Mr. Burke's statements now begs the following direct question: Just where exactly did Nvidia's Brian Burke get his information on Open Source licences? At first glance I'd be tempted to drop a one-liner suggesting Mr. Burke used an old Steve Ballmer directed Microsoft "Get the Facts" brochure picked up at a WinHec.
It is quite obvious that Mr. Burke did not talk to anybody at either the #FreeSoftwareFoundation , or the , much less even glance through 's #FreeSoftwareGuidelines which in turn formed the basis for the #OpenSourceDefinition . Nor does it appear that Mr. Burke took anytime to talk to anybody within or #DigiaPLC ; much less #KDE developers or ; all who have experience in managing or dealing with mixed-licensing applications that have proprietary roots with open-sourced code bases.

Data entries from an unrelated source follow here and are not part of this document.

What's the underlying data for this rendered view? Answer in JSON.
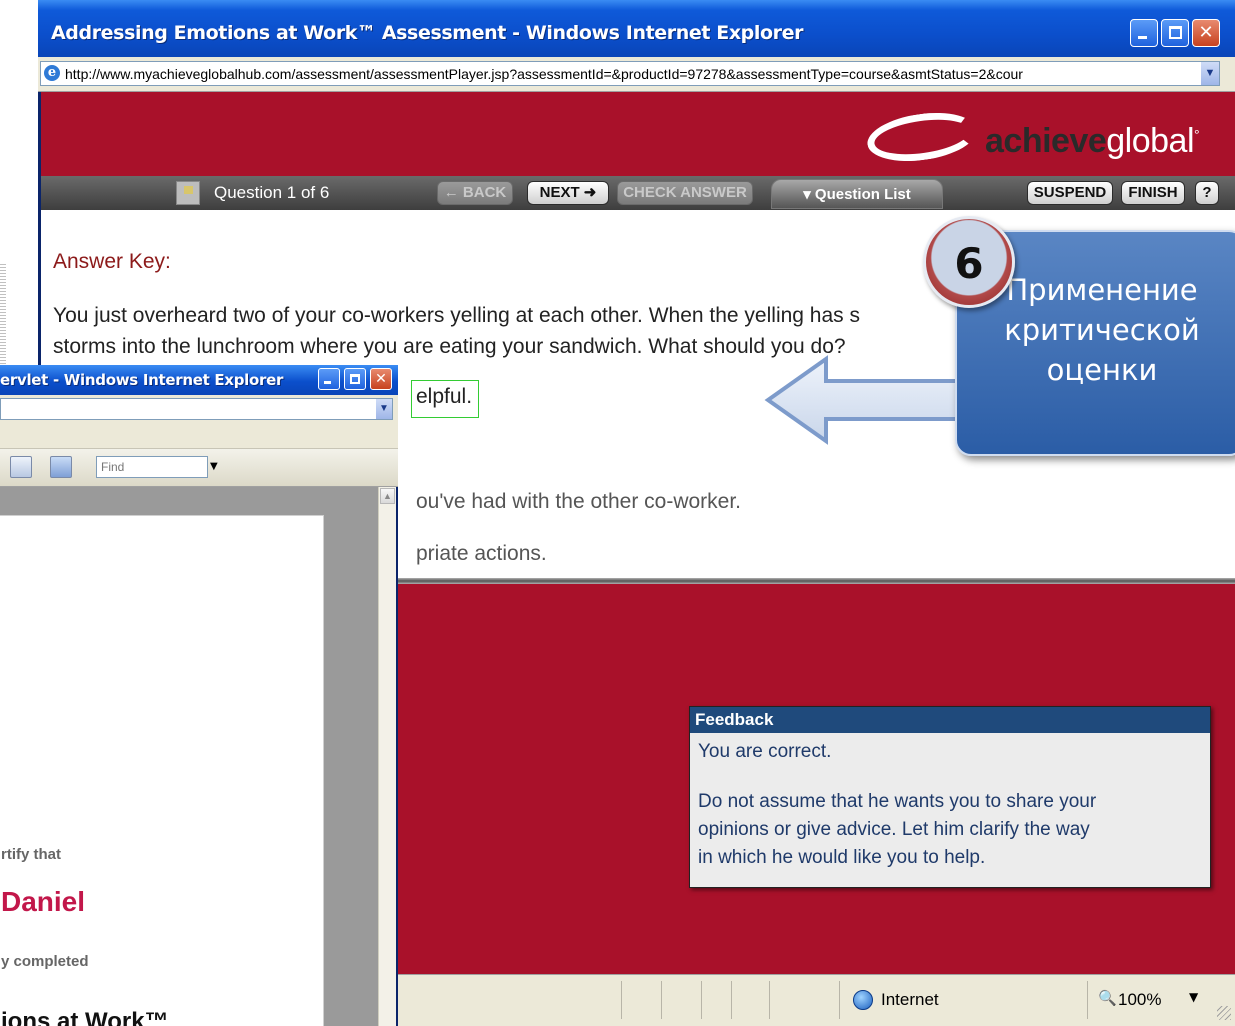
{
  "main_window": {
    "title": "Addressing Emotions at Work™ Assessment - Windows Internet Explorer",
    "address": "http://www.myachieveglobalhub.com/assessment/assessmentPlayer.jsp?assessmentId=&productId=97278&assessmentType=course&asmtStatus=2&cour"
  },
  "brand": {
    "bold": "achieve",
    "light": "global",
    "mark": "°"
  },
  "nav": {
    "counter": "Question 1 of 6",
    "back": "← BACK",
    "next": "NEXT ➜",
    "check": "CHECK ANSWER",
    "question_list": "▾ Question List",
    "suspend": "SUSPEND",
    "finish": "FINISH",
    "help": "?"
  },
  "question": {
    "heading": "Answer Key:",
    "line1": "You just overheard two of your co-workers yelling at each other. When the yelling has s",
    "line2": "storms into the lunchroom where you are eating your sandwich. What should you do?",
    "option_selected": "elpful.",
    "option_b": "ou've had with the other co-worker.",
    "option_c": "priate actions."
  },
  "feedback": {
    "title": "Feedback",
    "line1": "You are correct.",
    "line2": "Do not assume that he wants you to share your",
    "line3": "opinions or give advice. Let him clarify the way",
    "line4": "in which he would like you to help."
  },
  "status": {
    "zone": "Internet",
    "zoom": "100%"
  },
  "callout": {
    "number": "6",
    "line1": "Применение",
    "line2": "критической",
    "line3": "оценки"
  },
  "cert_window": {
    "title": "ervlet - Windows Internet Explorer",
    "find_placeholder": "Find",
    "certify": "rtify that",
    "name": "Daniel",
    "completed": "y completed",
    "course": "ions at Work™"
  },
  "colors": {
    "brand_red": "#a9112a",
    "xp_blue": "#0b4fcc",
    "feedback_header": "#1f4a7c",
    "callout_blue": "#3a6db5"
  }
}
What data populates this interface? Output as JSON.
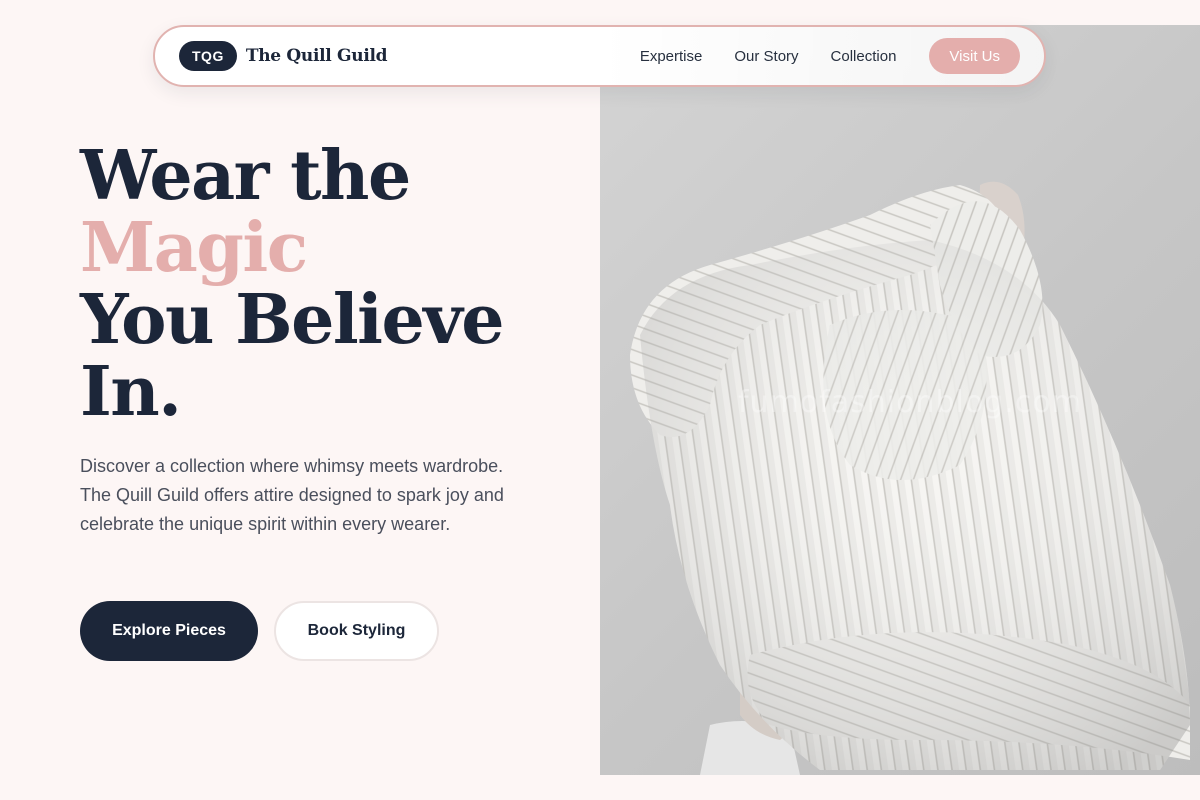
{
  "nav": {
    "logo_badge": "TQG",
    "brand_name": "The Quill Guild",
    "links": [
      {
        "label": "Expertise"
      },
      {
        "label": "Our Story"
      },
      {
        "label": "Collection"
      }
    ],
    "cta_label": "Visit Us"
  },
  "hero": {
    "title_line1": "Wear the",
    "title_accent": "Magic",
    "title_line3": "You Believe",
    "title_line4": "In.",
    "description": "Discover a collection where whimsy meets wardrobe. The Quill Guild offers attire designed to spark joy and celebrate the unique spirit within every wearer.",
    "primary_button": "Explore Pieces",
    "secondary_button": "Book Styling"
  },
  "photo": {
    "watermark": "fumofashionblog.com"
  },
  "colors": {
    "navy": "#1c2639",
    "rose_accent": "#e4aeac",
    "background": "#fdf6f5",
    "nav_border": "#e1b3b0"
  }
}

Given this sheer level of fundamental misunderstanding of how open-source licenses actually work; I am forced to ask the question over whether or Nvidia actually does understand the industries that they are participating in. If the statement from Mr. Burke is taken at face value, the answer is a clear no.
What Mr. Burke claims is uncommon, is not. It is common, if not demanded from all vendors. What Mr. Burke claims Open-Source licenses do, they do not; or more precisely can be written in way so they do not function to those ends.
If Mr. Burke was going out of his way to make Nvidia look like a laughing stock and fully explain exactly why I keep getting left off the journalist briefings... on that end... he did succeed.